§ **About this exercise**
Please return all lines in the listing holding the word "title".

(Beginning of Input records)

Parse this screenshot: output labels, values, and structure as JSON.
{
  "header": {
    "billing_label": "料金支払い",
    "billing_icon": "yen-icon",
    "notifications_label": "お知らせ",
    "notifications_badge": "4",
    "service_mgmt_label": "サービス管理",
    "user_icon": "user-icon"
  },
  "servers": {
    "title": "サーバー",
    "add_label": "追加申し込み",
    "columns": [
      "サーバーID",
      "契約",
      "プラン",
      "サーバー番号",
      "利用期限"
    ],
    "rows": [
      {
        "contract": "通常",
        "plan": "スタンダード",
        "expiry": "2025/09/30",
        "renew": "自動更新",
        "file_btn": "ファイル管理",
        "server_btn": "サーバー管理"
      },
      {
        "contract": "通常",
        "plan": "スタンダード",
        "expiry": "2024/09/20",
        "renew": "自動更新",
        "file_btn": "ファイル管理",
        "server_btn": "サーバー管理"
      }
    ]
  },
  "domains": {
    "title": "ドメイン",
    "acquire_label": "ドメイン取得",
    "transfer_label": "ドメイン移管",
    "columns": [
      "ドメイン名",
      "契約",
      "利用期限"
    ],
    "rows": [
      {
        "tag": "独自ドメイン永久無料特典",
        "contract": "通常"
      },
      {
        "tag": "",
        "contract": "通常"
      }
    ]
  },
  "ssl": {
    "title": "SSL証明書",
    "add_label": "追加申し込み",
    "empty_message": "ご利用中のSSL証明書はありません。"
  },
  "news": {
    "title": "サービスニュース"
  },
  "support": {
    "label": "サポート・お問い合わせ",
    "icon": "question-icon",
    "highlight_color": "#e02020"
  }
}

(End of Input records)

§ **Expected answer**
    "title": "サーバー",
    "title": "ドメイン",
    "title": "SSL証明書",
    "title": "サービスニュース"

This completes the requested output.